Input:
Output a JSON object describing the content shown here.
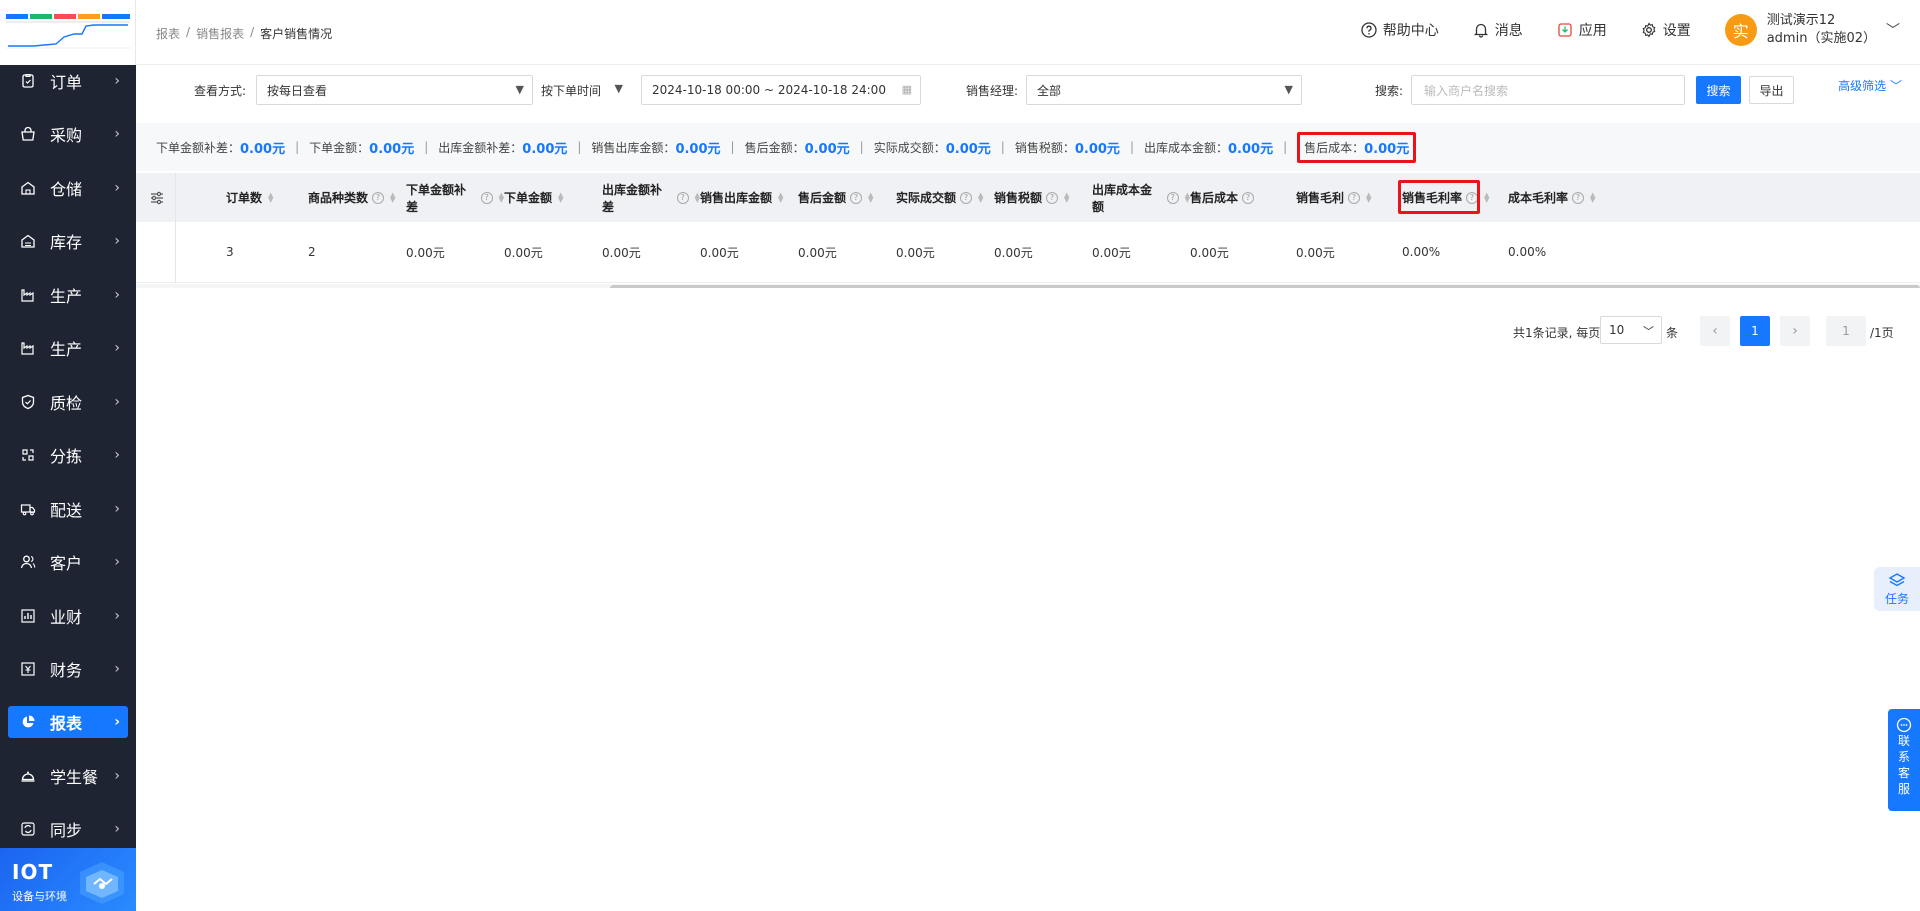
{
  "sidebar": {
    "items": [
      {
        "label": "订单",
        "icon": "order-icon"
      },
      {
        "label": "采购",
        "icon": "purchase-icon"
      },
      {
        "label": "仓储",
        "icon": "warehouse-icon"
      },
      {
        "label": "库存",
        "icon": "inventory-icon"
      },
      {
        "label": "生产",
        "icon": "factory-icon"
      },
      {
        "label": "生产",
        "icon": "factory-icon"
      },
      {
        "label": "质检",
        "icon": "shield-check-icon"
      },
      {
        "label": "分拣",
        "icon": "sort-icon"
      },
      {
        "label": "配送",
        "icon": "truck-icon"
      },
      {
        "label": "客户",
        "icon": "customer-icon"
      },
      {
        "label": "业财",
        "icon": "bar-chart-icon"
      },
      {
        "label": "财务",
        "icon": "finance-icon"
      },
      {
        "label": "报表",
        "icon": "pie-chart-icon",
        "active": true
      },
      {
        "label": "学生餐",
        "icon": "dish-cover-icon"
      },
      {
        "label": "同步",
        "icon": "sync-icon"
      }
    ],
    "iot": {
      "title": "IOT",
      "subtitle": "设备与环境"
    }
  },
  "header": {
    "breadcrumb": [
      "报表",
      "销售报表",
      "客户销售情况"
    ],
    "help": "帮助中心",
    "messages": "消息",
    "apps": "应用",
    "settings": "设置",
    "avatar_char": "实",
    "user_name": "测试演示12",
    "user_account": "admin（实施02）"
  },
  "filters": {
    "view_mode_label": "查看方式:",
    "view_mode_value": "按每日查看",
    "time_type_value": "按下单时间",
    "date_range": "2024-10-18 00:00 ~ 2024-10-18 24:00",
    "manager_label": "销售经理:",
    "manager_value": "全部",
    "search_label": "搜索:",
    "search_placeholder": "输入商户名搜索",
    "search_button": "搜索",
    "export_button": "导出",
    "advanced": "高级筛选"
  },
  "summary": [
    {
      "label": "下单金额补差：",
      "value": "0.00元"
    },
    {
      "label": "下单金额：",
      "value": "0.00元"
    },
    {
      "label": "出库金额补差：",
      "value": "0.00元"
    },
    {
      "label": "销售出库金额：",
      "value": "0.00元"
    },
    {
      "label": "售后金额：",
      "value": "0.00元"
    },
    {
      "label": "实际成交额：",
      "value": "0.00元"
    },
    {
      "label": "销售税额：",
      "value": "0.00元"
    },
    {
      "label": "出库成本金额：",
      "value": "0.00元"
    },
    {
      "label": "售后成本：",
      "value": "0.00元",
      "highlight": true
    }
  ],
  "table": {
    "columns": [
      "订单数",
      "商品种类数",
      "下单金额补差",
      "下单金额",
      "出库金额补差",
      "销售出库金额",
      "售后金额",
      "实际成交额",
      "销售税额",
      "出库成本金额",
      "售后成本",
      "销售毛利",
      "销售毛利率",
      "成本毛利率"
    ],
    "rows": [
      [
        "3",
        "2",
        "0.00元",
        "0.00元",
        "0.00元",
        "0.00元",
        "0.00元",
        "0.00元",
        "0.00元",
        "0.00元",
        "0.00元",
        "0.00元",
        "0.00%",
        "0.00%"
      ]
    ]
  },
  "pagination": {
    "total_text": "共1条记录, 每页",
    "page_size": "10",
    "unit": "条",
    "current_page": "1",
    "jump_value": "1",
    "total_pages": "/1页"
  },
  "floating": {
    "task": "任务",
    "customer_service": [
      "联",
      "系",
      "客",
      "服"
    ]
  },
  "colors": {
    "accent": "#1677ff",
    "sidebar_bg": "#1f2433",
    "highlight_border": "#e8141a"
  }
}
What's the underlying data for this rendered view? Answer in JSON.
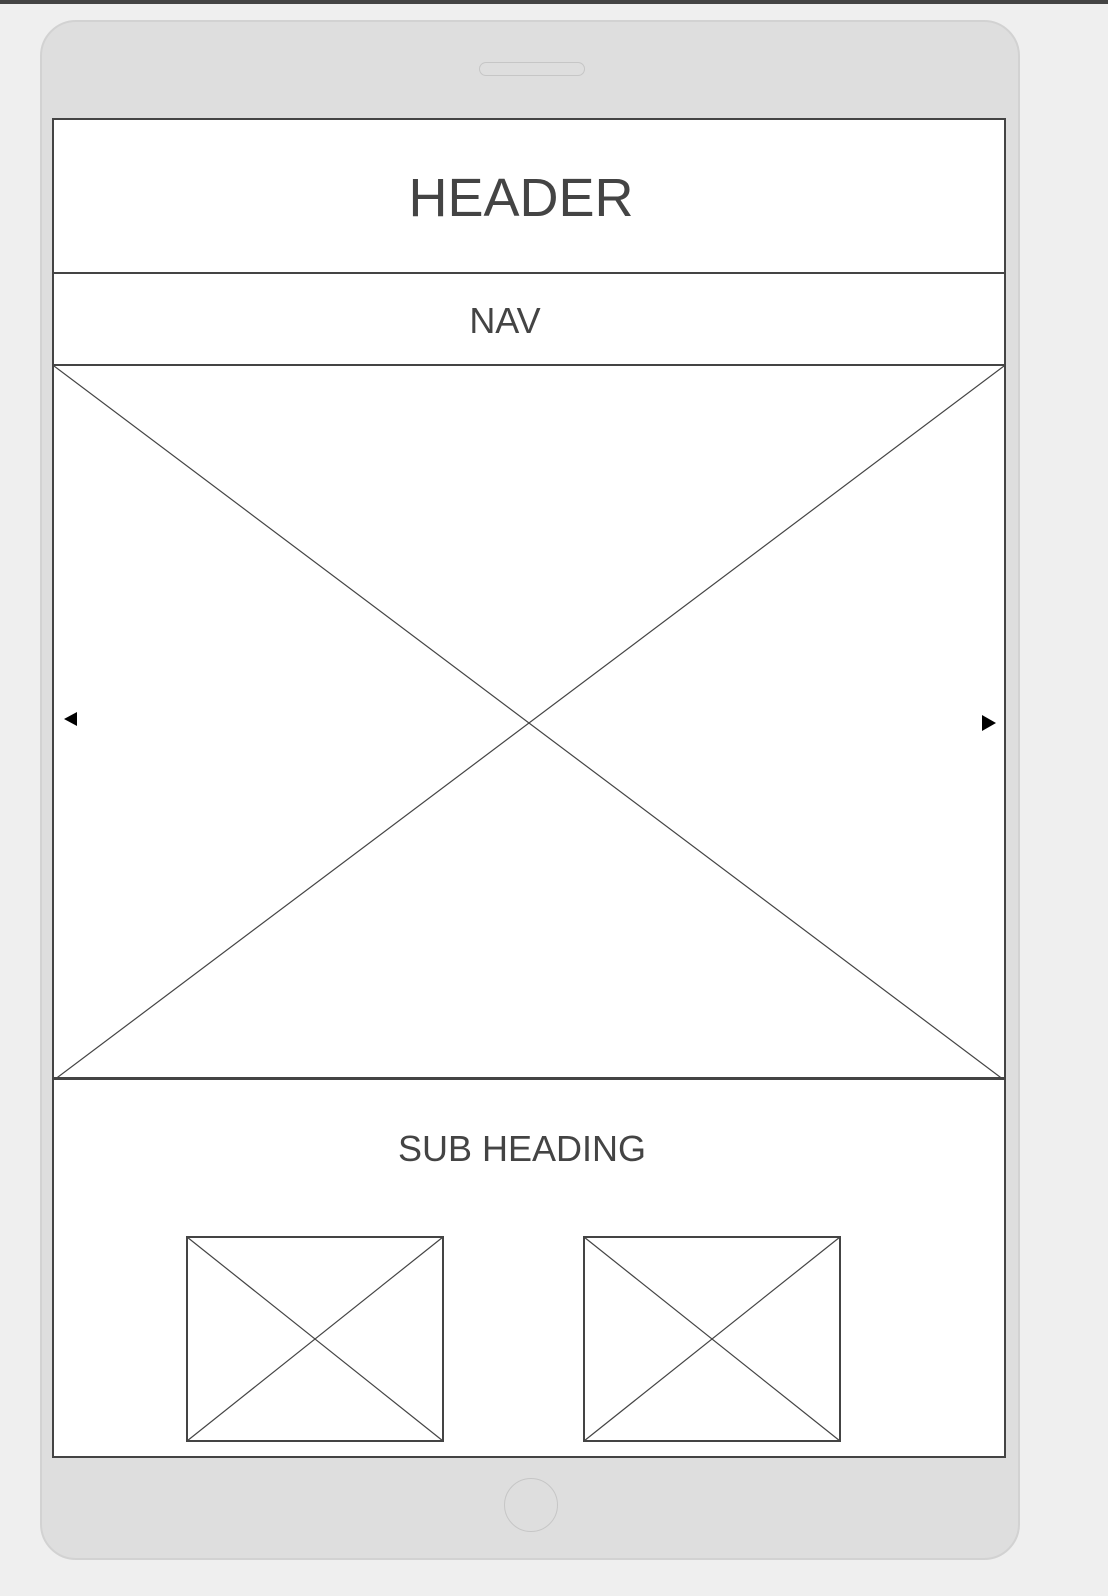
{
  "wireframe": {
    "header": {
      "title": "HEADER"
    },
    "nav": {
      "label": "NAV"
    },
    "content": {
      "sub_heading": "SUB HEADING"
    }
  },
  "colors": {
    "stroke": "#444444",
    "device_body": "#dedede",
    "screen": "#ffffff",
    "background": "#efefef"
  }
}
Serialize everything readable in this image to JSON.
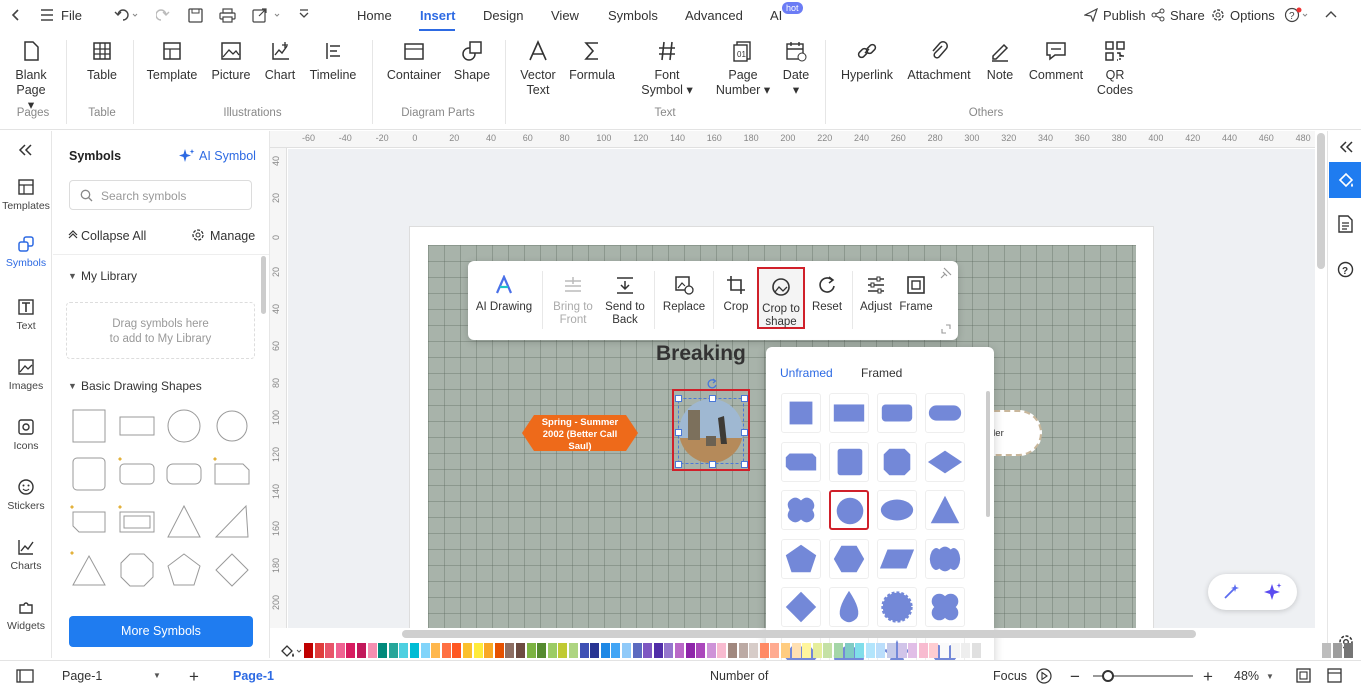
{
  "menubar": {
    "file": "File",
    "tabs": [
      "Home",
      "Insert",
      "Design",
      "View",
      "Symbols",
      "Advanced",
      "AI"
    ],
    "active_tab": "Insert",
    "hot_badge": "hot",
    "publish": "Publish",
    "share": "Share",
    "options": "Options"
  },
  "ribbon": {
    "blank_page": [
      "Blank",
      "Page"
    ],
    "table": "Table",
    "template": "Template",
    "picture": "Picture",
    "chart": "Chart",
    "timeline": "Timeline",
    "container": "Container",
    "shape": "Shape",
    "vector_text": [
      "Vector",
      "Text"
    ],
    "formula": "Formula",
    "font_symbol": [
      "Font",
      "Symbol"
    ],
    "page_number": [
      "Page",
      "Number"
    ],
    "date": "Date",
    "hyperlink": "Hyperlink",
    "attachment": "Attachment",
    "note": "Note",
    "comment": "Comment",
    "qr_codes": [
      "QR",
      "Codes"
    ],
    "groups": {
      "pages": "Pages",
      "table": "Table",
      "illustrations": "Illustrations",
      "diagram_parts": "Diagram Parts",
      "text": "Text",
      "others": "Others"
    }
  },
  "leftbar": {
    "items": [
      "Templates",
      "Symbols",
      "Text",
      "Images",
      "Icons",
      "Stickers",
      "Charts",
      "Widgets"
    ],
    "active": "Symbols"
  },
  "symbols_panel": {
    "title": "Symbols",
    "ai_symbol": "AI Symbol",
    "search_placeholder": "Search symbols",
    "collapse_all": "Collapse All",
    "manage": "Manage",
    "my_library": "My Library",
    "library_hint": [
      "Drag symbols here",
      "to add to My Library"
    ],
    "basic_shapes": "Basic Drawing Shapes",
    "more_symbols": "More Symbols"
  },
  "rulers": {
    "h_ticks": [
      "-60",
      "-40",
      "-20",
      "0",
      "20",
      "40",
      "60",
      "80",
      "100",
      "120",
      "140",
      "160",
      "180",
      "200",
      "220",
      "240",
      "260",
      "280",
      "300",
      "320",
      "340",
      "360",
      "380",
      "400",
      "420",
      "440",
      "460",
      "480"
    ],
    "v_ticks": [
      "40",
      "20",
      "0",
      "20",
      "40",
      "60",
      "80",
      "100",
      "120",
      "140",
      "160",
      "180",
      "200"
    ]
  },
  "canvas": {
    "title_fragment": "Breaking",
    "orange_label": "Spring - Summer 2002 (Better Call Saul)",
    "right_label_fragment": "der"
  },
  "image_toolbar": {
    "ai_drawing": "AI Drawing",
    "bring_to_front": [
      "Bring to",
      "Front"
    ],
    "send_to_back": [
      "Send to",
      "Back"
    ],
    "replace": "Replace",
    "crop": "Crop",
    "crop_to_shape": [
      "Crop to",
      "shape"
    ],
    "reset": "Reset",
    "adjust": "Adjust",
    "frame": "Frame"
  },
  "crop_dropdown": {
    "tabs": [
      "Unframed",
      "Framed"
    ],
    "active_tab": "Unframed",
    "shape_color": "#7388d8",
    "selected_shape": "circle"
  },
  "status": {
    "page_selector": "Page-1",
    "page_tab": "Page-1",
    "number_of": "Number of",
    "focus": "Focus",
    "zoom": "48%"
  },
  "accent": "#2d6ae3",
  "highlight": "#d0202a"
}
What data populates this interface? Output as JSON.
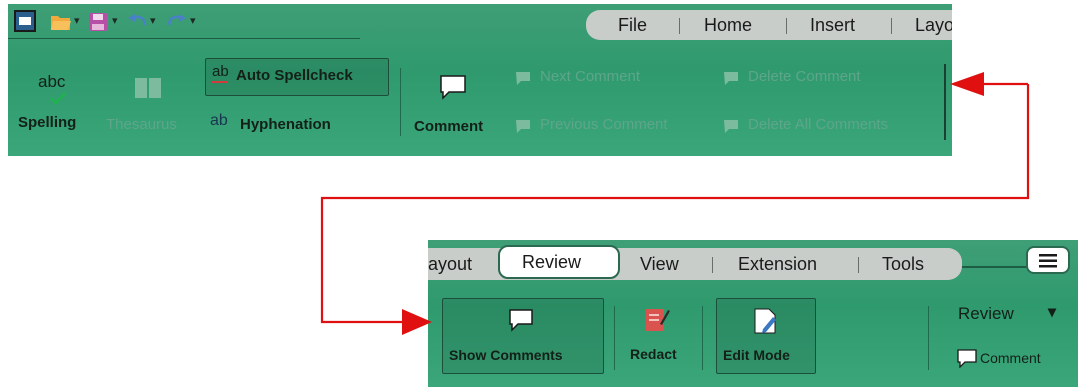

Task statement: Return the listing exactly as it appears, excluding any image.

Answer to the problem:
Output a JSON object describing the content shown here.
{
  "sidebar": {
    "items": [
      {
        "label": "订单",
        "icon": "order-icon"
      },
      {
        "label": "采购",
        "icon": "purchase-icon"
      },
      {
        "label": "仓储",
        "icon": "warehouse-icon"
      },
      {
        "label": "库存",
        "icon": "inventory-icon"
      },
      {
        "label": "生产",
        "icon": "factory-icon"
      },
      {
        "label": "生产",
        "icon": "factory-icon"
      },
      {
        "label": "质检",
        "icon": "shield-check-icon"
      },
      {
        "label": "分拣",
        "icon": "sort-icon"
      },
      {
        "label": "配送",
        "icon": "truck-icon"
      },
      {
        "label": "客户",
        "icon": "customer-icon"
      },
      {
        "label": "业财",
        "icon": "bar-chart-icon"
      },
      {
        "label": "财务",
        "icon": "finance-icon"
      },
      {
        "label": "报表",
        "icon": "pie-chart-icon",
        "active": true
      },
      {
        "label": "学生餐",
        "icon": "dish-cover-icon"
      },
      {
        "label": "同步",
        "icon": "sync-icon"
      }
    ],
    "iot": {
      "title": "IOT",
      "subtitle": "设备与环境"
    }
  },
  "header": {
    "breadcrumb": [
      "报表",
      "销售报表",
      "客户销售情况"
    ],
    "help": "帮助中心",
    "messages": "消息",
    "apps": "应用",
    "settings": "设置",
    "avatar_char": "实",
    "user_name": "测试演示12",
    "user_account": "admin（实施02）"
  },
  "filters": {
    "view_mode_label": "查看方式:",
    "view_mode_value": "按每日查看",
    "time_type_value": "按下单时间",
    "date_range": "2024-10-18 00:00 ~ 2024-10-18 24:00",
    "manager_label": "销售经理:",
    "manager_value": "全部",
    "search_label": "搜索:",
    "search_placeholder": "输入商户名搜索",
    "search_button": "搜索",
    "export_button": "导出",
    "advanced": "高级筛选"
  },
  "summary": [
    {
      "label": "下单金额补差：",
      "value": "0.00元"
    },
    {
      "label": "下单金额：",
      "value": "0.00元"
    },
    {
      "label": "出库金额补差：",
      "value": "0.00元"
    },
    {
      "label": "销售出库金额：",
      "value": "0.00元"
    },
    {
      "label": "售后金额：",
      "value": "0.00元"
    },
    {
      "label": "实际成交额：",
      "value": "0.00元"
    },
    {
      "label": "销售税额：",
      "value": "0.00元"
    },
    {
      "label": "出库成本金额：",
      "value": "0.00元"
    },
    {
      "label": "售后成本：",
      "value": "0.00元",
      "highlight": true
    }
  ],
  "table": {
    "columns": [
      "订单数",
      "商品种类数",
      "下单金额补差",
      "下单金额",
      "出库金额补差",
      "销售出库金额",
      "售后金额",
      "实际成交额",
      "销售税额",
      "出库成本金额",
      "售后成本",
      "销售毛利",
      "销售毛利率",
      "成本毛利率"
    ],
    "rows": [
      [
        "3",
        "2",
        "0.00元",
        "0.00元",
        "0.00元",
        "0.00元",
        "0.00元",
        "0.00元",
        "0.00元",
        "0.00元",
        "0.00元",
        "0.00元",
        "0.00%",
        "0.00%"
      ]
    ]
  },
  "pagination": {
    "total_text": "共1条记录, 每页",
    "page_size": "10",
    "unit": "条",
    "current_page": "1",
    "jump_value": "1",
    "total_pages": "/1页"
  },
  "floating": {
    "task": "任务",
    "customer_service": [
      "联",
      "系",
      "客",
      "服"
    ]
  },
  "colors": {
    "accent": "#1677ff",
    "sidebar_bg": "#1f2433",
    "highlight_border": "#e8141a"
  }
}
What's the underlying data for this rendered view? Answer in JSON.
{
  "wireframe": {
    "header": {
      "title": "HEADER"
    },
    "nav": {
      "label": "NAV"
    },
    "content": {
      "sub_heading": "SUB HEADING"
    }
  },
  "colors": {
    "stroke": "#444444",
    "device_body": "#dedede",
    "screen": "#ffffff",
    "background": "#efefef"
  }
}
Serialize everything readable in this image to JSON.
{
  "menubar": {
    "file": "File",
    "tabs": [
      "Home",
      "Insert",
      "Design",
      "View",
      "Symbols",
      "Advanced",
      "AI"
    ],
    "active_tab": "Insert",
    "hot_badge": "hot",
    "publish": "Publish",
    "share": "Share",
    "options": "Options"
  },
  "ribbon": {
    "blank_page": [
      "Blank",
      "Page"
    ],
    "table": "Table",
    "template": "Template",
    "picture": "Picture",
    "chart": "Chart",
    "timeline": "Timeline",
    "container": "Container",
    "shape": "Shape",
    "vector_text": [
      "Vector",
      "Text"
    ],
    "formula": "Formula",
    "font_symbol": [
      "Font",
      "Symbol"
    ],
    "page_number": [
      "Page",
      "Number"
    ],
    "date": "Date",
    "hyperlink": "Hyperlink",
    "attachment": "Attachment",
    "note": "Note",
    "comment": "Comment",
    "qr_codes": [
      "QR",
      "Codes"
    ],
    "groups": {
      "pages": "Pages",
      "table": "Table",
      "illustrations": "Illustrations",
      "diagram_parts": "Diagram Parts",
      "text": "Text",
      "others": "Others"
    }
  },
  "leftbar": {
    "items": [
      "Templates",
      "Symbols",
      "Text",
      "Images",
      "Icons",
      "Stickers",
      "Charts",
      "Widgets"
    ],
    "active": "Symbols"
  },
  "symbols_panel": {
    "title": "Symbols",
    "ai_symbol": "AI Symbol",
    "search_placeholder": "Search symbols",
    "collapse_all": "Collapse All",
    "manage": "Manage",
    "my_library": "My Library",
    "library_hint": [
      "Drag symbols here",
      "to add to My Library"
    ],
    "basic_shapes": "Basic Drawing Shapes",
    "more_symbols": "More Symbols"
  },
  "rulers": {
    "h_ticks": [
      "-60",
      "-40",
      "-20",
      "0",
      "20",
      "40",
      "60",
      "80",
      "100",
      "120",
      "140",
      "160",
      "180",
      "200",
      "220",
      "240",
      "260",
      "280",
      "300",
      "320",
      "340",
      "360",
      "380",
      "400",
      "420",
      "440",
      "460",
      "480"
    ],
    "v_ticks": [
      "40",
      "20",
      "0",
      "20",
      "40",
      "60",
      "80",
      "100",
      "120",
      "140",
      "160",
      "180",
      "200"
    ]
  },
  "canvas": {
    "title_fragment": "Breaking",
    "orange_label": "Spring - Summer 2002 (Better Call Saul)",
    "right_label_fragment": "der"
  },
  "image_toolbar": {
    "ai_drawing": "AI Drawing",
    "bring_to_front": [
      "Bring to",
      "Front"
    ],
    "send_to_back": [
      "Send to",
      "Back"
    ],
    "replace": "Replace",
    "crop": "Crop",
    "crop_to_shape": [
      "Crop to",
      "shape"
    ],
    "reset": "Reset",
    "adjust": "Adjust",
    "frame": "Frame"
  },
  "crop_dropdown": {
    "tabs": [
      "Unframed",
      "Framed"
    ],
    "active_tab": "Unframed",
    "shape_color": "#7388d8",
    "selected_shape": "circle"
  },
  "status": {
    "page_selector": "Page-1",
    "page_tab": "Page-1",
    "number_of": "Number of",
    "focus": "Focus",
    "zoom": "48%"
  },
  "accent": "#2d6ae3",
  "highlight": "#d0202a"
}
What data populates this interface? Output as JSON.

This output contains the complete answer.